▶ [Description of the task]:
The entries that follow need to be retyped verbatim.

Data below:

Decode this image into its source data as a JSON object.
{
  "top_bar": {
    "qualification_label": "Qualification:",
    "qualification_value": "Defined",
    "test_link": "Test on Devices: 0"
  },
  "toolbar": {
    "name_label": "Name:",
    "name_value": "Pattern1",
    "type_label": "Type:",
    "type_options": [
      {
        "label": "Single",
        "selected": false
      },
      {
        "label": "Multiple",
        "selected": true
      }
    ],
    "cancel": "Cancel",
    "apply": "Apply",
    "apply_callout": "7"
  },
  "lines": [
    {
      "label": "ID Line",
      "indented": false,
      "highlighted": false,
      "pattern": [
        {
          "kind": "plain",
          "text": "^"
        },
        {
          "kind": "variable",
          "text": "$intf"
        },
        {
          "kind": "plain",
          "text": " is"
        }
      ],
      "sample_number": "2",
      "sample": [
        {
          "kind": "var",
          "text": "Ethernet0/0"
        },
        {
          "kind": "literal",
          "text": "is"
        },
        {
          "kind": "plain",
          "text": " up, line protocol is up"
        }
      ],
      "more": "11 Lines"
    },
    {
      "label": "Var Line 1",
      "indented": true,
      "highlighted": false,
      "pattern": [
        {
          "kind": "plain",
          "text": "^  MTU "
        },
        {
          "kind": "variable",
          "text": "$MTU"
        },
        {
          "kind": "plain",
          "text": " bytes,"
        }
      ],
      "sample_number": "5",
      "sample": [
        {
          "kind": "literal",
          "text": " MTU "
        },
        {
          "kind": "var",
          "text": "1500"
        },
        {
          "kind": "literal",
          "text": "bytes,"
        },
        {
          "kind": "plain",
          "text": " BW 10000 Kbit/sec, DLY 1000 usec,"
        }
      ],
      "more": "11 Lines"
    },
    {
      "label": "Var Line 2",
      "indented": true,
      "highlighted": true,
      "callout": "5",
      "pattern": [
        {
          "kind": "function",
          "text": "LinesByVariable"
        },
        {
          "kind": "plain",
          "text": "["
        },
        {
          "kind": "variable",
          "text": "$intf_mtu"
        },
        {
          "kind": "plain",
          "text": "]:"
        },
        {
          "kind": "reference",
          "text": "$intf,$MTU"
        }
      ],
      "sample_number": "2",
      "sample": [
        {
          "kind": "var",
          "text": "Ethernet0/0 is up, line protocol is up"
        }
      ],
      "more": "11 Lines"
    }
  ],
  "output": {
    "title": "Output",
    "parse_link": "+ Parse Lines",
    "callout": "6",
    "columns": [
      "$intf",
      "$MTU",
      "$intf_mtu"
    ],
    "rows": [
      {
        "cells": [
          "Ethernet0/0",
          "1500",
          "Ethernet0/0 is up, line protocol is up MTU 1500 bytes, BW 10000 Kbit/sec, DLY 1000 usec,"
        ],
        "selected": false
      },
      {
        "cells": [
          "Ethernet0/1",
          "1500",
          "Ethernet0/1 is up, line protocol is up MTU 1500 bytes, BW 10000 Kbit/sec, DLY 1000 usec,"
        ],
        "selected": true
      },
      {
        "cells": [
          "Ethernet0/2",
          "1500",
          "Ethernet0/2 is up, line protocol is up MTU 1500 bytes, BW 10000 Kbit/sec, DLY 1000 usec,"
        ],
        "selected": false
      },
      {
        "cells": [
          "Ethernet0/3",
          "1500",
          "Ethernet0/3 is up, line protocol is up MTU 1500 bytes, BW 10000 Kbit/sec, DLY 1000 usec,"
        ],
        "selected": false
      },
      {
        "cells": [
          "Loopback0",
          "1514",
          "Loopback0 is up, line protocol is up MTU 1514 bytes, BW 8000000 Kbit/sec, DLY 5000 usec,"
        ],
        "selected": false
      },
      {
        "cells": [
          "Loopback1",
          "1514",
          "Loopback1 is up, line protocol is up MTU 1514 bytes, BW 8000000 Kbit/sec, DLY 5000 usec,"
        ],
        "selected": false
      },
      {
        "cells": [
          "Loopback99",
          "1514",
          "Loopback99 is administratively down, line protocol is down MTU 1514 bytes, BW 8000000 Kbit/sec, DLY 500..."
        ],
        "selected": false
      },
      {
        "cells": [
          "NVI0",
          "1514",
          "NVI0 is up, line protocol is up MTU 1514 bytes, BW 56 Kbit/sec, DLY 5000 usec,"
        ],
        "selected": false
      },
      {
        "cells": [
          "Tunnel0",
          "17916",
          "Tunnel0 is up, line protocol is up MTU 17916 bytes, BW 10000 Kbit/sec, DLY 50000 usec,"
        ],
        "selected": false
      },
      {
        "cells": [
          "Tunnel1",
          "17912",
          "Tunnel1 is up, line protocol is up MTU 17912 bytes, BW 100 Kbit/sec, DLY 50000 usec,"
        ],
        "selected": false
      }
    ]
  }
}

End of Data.

▶ [Reply to the task]:
Decode this image into its source data as a JSON object.
{
  "top_bar": {
    "qualification_label": "Qualification:",
    "qualification_value": "Defined",
    "test_link": "Test on Devices: 0"
  },
  "toolbar": {
    "name_label": "Name:",
    "name_value": "Pattern1",
    "type_label": "Type:",
    "type_options": [
      {
        "label": "Single",
        "selected": false
      },
      {
        "label": "Multiple",
        "selected": true
      }
    ],
    "cancel": "Cancel",
    "apply": "Apply",
    "apply_callout": "7"
  },
  "lines": [
    {
      "label": "ID Line",
      "indented": false,
      "highlighted": false,
      "pattern": [
        {
          "kind": "plain",
          "text": "^"
        },
        {
          "kind": "variable",
          "text": "$intf"
        },
        {
          "kind": "plain",
          "text": " is"
        }
      ],
      "sample_number": "2",
      "sample": [
        {
          "kind": "var",
          "text": "Ethernet0/0"
        },
        {
          "kind": "literal",
          "text": "is"
        },
        {
          "kind": "plain",
          "text": " up, line protocol is up"
        }
      ],
      "more": "11 Lines"
    },
    {
      "label": "Var Line 1",
      "indented": true,
      "highlighted": false,
      "pattern": [
        {
          "kind": "plain",
          "text": "^  MTU "
        },
        {
          "kind": "variable",
          "text": "$MTU"
        },
        {
          "kind": "plain",
          "text": " bytes,"
        }
      ],
      "sample_number": "5",
      "sample": [
        {
          "kind": "literal",
          "text": " MTU "
        },
        {
          "kind": "var",
          "text": "1500"
        },
        {
          "kind": "literal",
          "text": "bytes,"
        },
        {
          "kind": "plain",
          "text": " BW 10000 Kbit/sec, DLY 1000 usec,"
        }
      ],
      "more": "11 Lines"
    },
    {
      "label": "Var Line 2",
      "indented": true,
      "highlighted": true,
      "callout": "5",
      "pattern": [
        {
          "kind": "function",
          "text": "LinesByVariable"
        },
        {
          "kind": "plain",
          "text": "["
        },
        {
          "kind": "variable",
          "text": "$intf_mtu"
        },
        {
          "kind": "plain",
          "text": "]:"
        },
        {
          "kind": "reference",
          "text": "$intf,$MTU"
        }
      ],
      "sample_number": "2",
      "sample": [
        {
          "kind": "var",
          "text": "Ethernet0/0 is up, line protocol is up"
        }
      ],
      "more": "11 Lines"
    }
  ],
  "output": {
    "title": "Output",
    "parse_link": "+ Parse Lines",
    "callout": "6",
    "columns": [
      "$intf",
      "$MTU",
      "$intf_mtu"
    ],
    "rows": [
      {
        "cells": [
          "Ethernet0/0",
          "1500",
          "Ethernet0/0 is up, line protocol is up MTU 1500 bytes, BW 10000 Kbit/sec, DLY 1000 usec,"
        ],
        "selected": false
      },
      {
        "cells": [
          "Ethernet0/1",
          "1500",
          "Ethernet0/1 is up, line protocol is up MTU 1500 bytes, BW 10000 Kbit/sec, DLY 1000 usec,"
        ],
        "selected": true
      },
      {
        "cells": [
          "Ethernet0/2",
          "1500",
          "Ethernet0/2 is up, line protocol is up MTU 1500 bytes, BW 10000 Kbit/sec, DLY 1000 usec,"
        ],
        "selected": false
      },
      {
        "cells": [
          "Ethernet0/3",
          "1500",
          "Ethernet0/3 is up, line protocol is up MTU 1500 bytes, BW 10000 Kbit/sec, DLY 1000 usec,"
        ],
        "selected": false
      },
      {
        "cells": [
          "Loopback0",
          "1514",
          "Loopback0 is up, line protocol is up MTU 1514 bytes, BW 8000000 Kbit/sec, DLY 5000 usec,"
        ],
        "selected": false
      },
      {
        "cells": [
          "Loopback1",
          "1514",
          "Loopback1 is up, line protocol is up MTU 1514 bytes, BW 8000000 Kbit/sec, DLY 5000 usec,"
        ],
        "selected": false
      },
      {
        "cells": [
          "Loopback99",
          "1514",
          "Loopback99 is administratively down, line protocol is down MTU 1514 bytes, BW 8000000 Kbit/sec, DLY 500..."
        ],
        "selected": false
      },
      {
        "cells": [
          "NVI0",
          "1514",
          "NVI0 is up, line protocol is up MTU 1514 bytes, BW 56 Kbit/sec, DLY 5000 usec,"
        ],
        "selected": false
      },
      {
        "cells": [
          "Tunnel0",
          "17916",
          "Tunnel0 is up, line protocol is up MTU 17916 bytes, BW 10000 Kbit/sec, DLY 50000 usec,"
        ],
        "selected": false
      },
      {
        "cells": [
          "Tunnel1",
          "17912",
          "Tunnel1 is up, line protocol is up MTU 17912 bytes, BW 100 Kbit/sec, DLY 50000 usec,"
        ],
        "selected": false
      }
    ]
  }
}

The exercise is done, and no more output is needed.